How natural raw materials are different? Part one of three
1). There is a language of scents based on olfactory archetypes. A basic, instinctive, deep and compelling language in which meanings are emotions.
How do smells get associated with emotions? Through our olfactory memory. It memorize them through the emotions that were experienced in its presence.
This is the part that we share with animals, we identifies smells as being simply good or bad in function of the emotional context in which they are perceived. Often with basic emotions such as fear, hunger, anger, joy, satisfaction, love…
This is why we may love some smells that other people hate, because we lived opposite experiences with that scent.
Whenever smelled again, the odors will reawake the emotions associated to them in our memory so that we can identify the meaning that they bearfor us in absolute terms of being good or bad, pleasant or unpleasant.
From each individual, his experience of life will make some smells awaken positive or negative emotions.

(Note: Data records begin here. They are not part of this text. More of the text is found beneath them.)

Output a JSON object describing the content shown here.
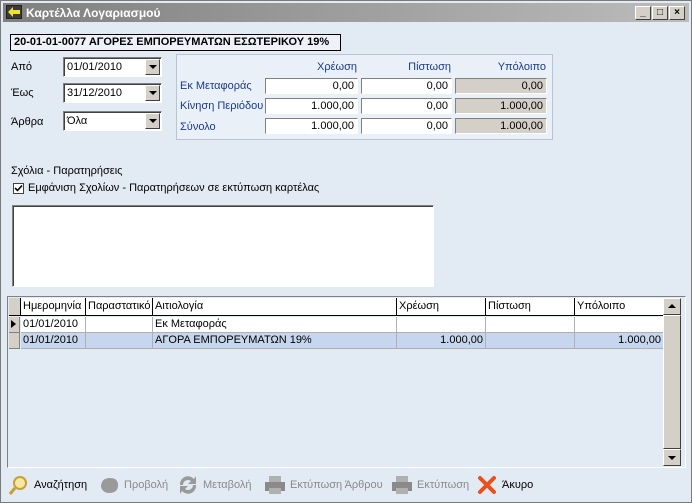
{
  "window": {
    "title": "Καρτέλλα Λογαριασμού"
  },
  "account": {
    "title": "20-01-01-0077 ΑΓΟΡΕΣ ΕΜΠΟΡΕΥΜΑΤΩΝ ΕΣΩΤΕΡΙΚΟΥ 19%"
  },
  "filters": {
    "from_label": "Από",
    "from_value": "01/01/2010",
    "to_label": "Έως",
    "to_value": "31/12/2010",
    "entries_label": "Άρθρα",
    "entries_value": "Όλα"
  },
  "summary": {
    "headers": [
      "Χρέωση",
      "Πίστωση",
      "Υπόλοιπο"
    ],
    "rows": [
      {
        "label": "Εκ Μεταφοράς",
        "values": [
          "0,00",
          "0,00",
          "0,00"
        ]
      },
      {
        "label": "Κίνηση Περιόδου",
        "values": [
          "1.000,00",
          "0,00",
          "1.000,00"
        ]
      },
      {
        "label": "Σύνολο",
        "values": [
          "1.000,00",
          "0,00",
          "1.000,00"
        ]
      }
    ]
  },
  "comments": {
    "section_label": "Σχόλια - Παρατηρήσεις",
    "checkbox_label": "Εμφάνιση Σχολίων - Παρατηρήσεων σε εκτύπωση καρτέλας",
    "checked": true,
    "text": ""
  },
  "grid": {
    "columns": [
      "Ημερομηνία",
      "Παραστατικό",
      "Αιτιολογία",
      "Χρέωση",
      "Πίστωση",
      "Υπόλοιπο"
    ],
    "rows": [
      [
        "01/01/2010",
        "",
        "Εκ Μεταφοράς",
        "",
        "",
        ""
      ],
      [
        "01/01/2010",
        "",
        "ΑΓΟΡΑ ΕΜΠΟΡΕΥΜΑΤΩΝ 19%",
        "1.000,00",
        "",
        "1.000,00"
      ]
    ]
  },
  "toolbar": {
    "search": "Αναζήτηση",
    "view": "Προβολή",
    "edit": "Μεταβολή",
    "print_entry": "Εκτύπωση Άρθρου",
    "print": "Εκτύπωση",
    "cancel": "Άκυρο"
  },
  "colors": {
    "selected_row": "#c6d6ee",
    "label_blue": "#1a3a8a",
    "cancel_icon": "#e8501c"
  }
}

These are the olfactory memories individually acquired.
This explains also why some smells entirely disgusting to Americans are lovely to Chinese. Or why French cheese stinks to all others than French preople.
They have been memorized as “good” since childhood because they accompanied positive emotional situations. These are called olfactory memories acquired through a culture, mostly a culinary one. They are olfactory memories culturally acquired.
Did it occur to you that the odors that we never smelled might be as important for awaking emotions as those that we have experienced and memorized?
The proof is in a simple experiment. Have a new born baby smell different essences by approaching scented strips to his nose.
You will see his face expressing all sort of sentiments, from pleasure to disgust, because the smells evocate for him memories that he has inherited.
These are the olfactory memories congenitally inherited. This is my personal hypothesis in the field of olfactory research. The existence of such a memory is understood by the fact that smell perception, the chemical sense, is fundamental in the process of learning for all living organisms, and the process of learning is fundamental to survival.
When does a smell become an olfactory archetypes? When an odor acquires a significant emotional value for a large enough number of persons for a long enough period of time, it becomes an olfactory archetype. Some of them are antique, like the smell of fire or of the sea, some are new, like the smell of kitchen gas or cinnamon.
some are natural, like pine or rose and some are artificial, like vanillin used in the babies talcum powder since 5 generations.
Some archetypes who were only local for some regions of the world have spread all over the planet, either through trade or through acclimation of the plants that produce them. For instance Cinnamon that originates in hot countries of the southern hemisphere have spread with commerce to all countries, particularly in the northern regions where it would never grow, but where it is extremely useful for its medical properties against the diseases of cold. Cinnamon has become the archetype of spices because it is used to aromatize the best and noblest of all foods, the sweets. It symbolizes the sunny exotic countries but also the security of home and family. The smell of Cinnamon is a little bit like travelling with Alpitour, adventure but in all security.
Oranges never grew in the cold weather countries, but through the diffusion of soft drinks and sweeties, its aroma has become the archetype of fruit all over the world as far as Lapland, supplanting the apple, that was in the past the symbol of fruit, because it is so widespread in all climates, it is sweet and so perfumed. A basket of apples can perfume a whole room.
But in modern times, sweetness is much less rare and symbolic of the fruits as it was that a few generations ago, orange soft drinks are much sweeter than apples, much more perfumed and in the meantime, agronomic selection have made them more beautiful than they once were, but also much less perfumed. This is how archetypes can die and others are born.
The existence of an olfactory language based on our scent memories is the reason why fragrances composed with natural essences make perfume with meaning, not just smell.
They can narrate human stories, make us live emotions and they have a dimension unreachable to chemical new molecules, alien to our memories, or to chemical imitations of the scents of nature, mere surrogates.
This is the first way in which natural ingredients of perfumes are different from synthetic ones and how they generate a philosophy of perfume, simply because natural scents have a meaning for us.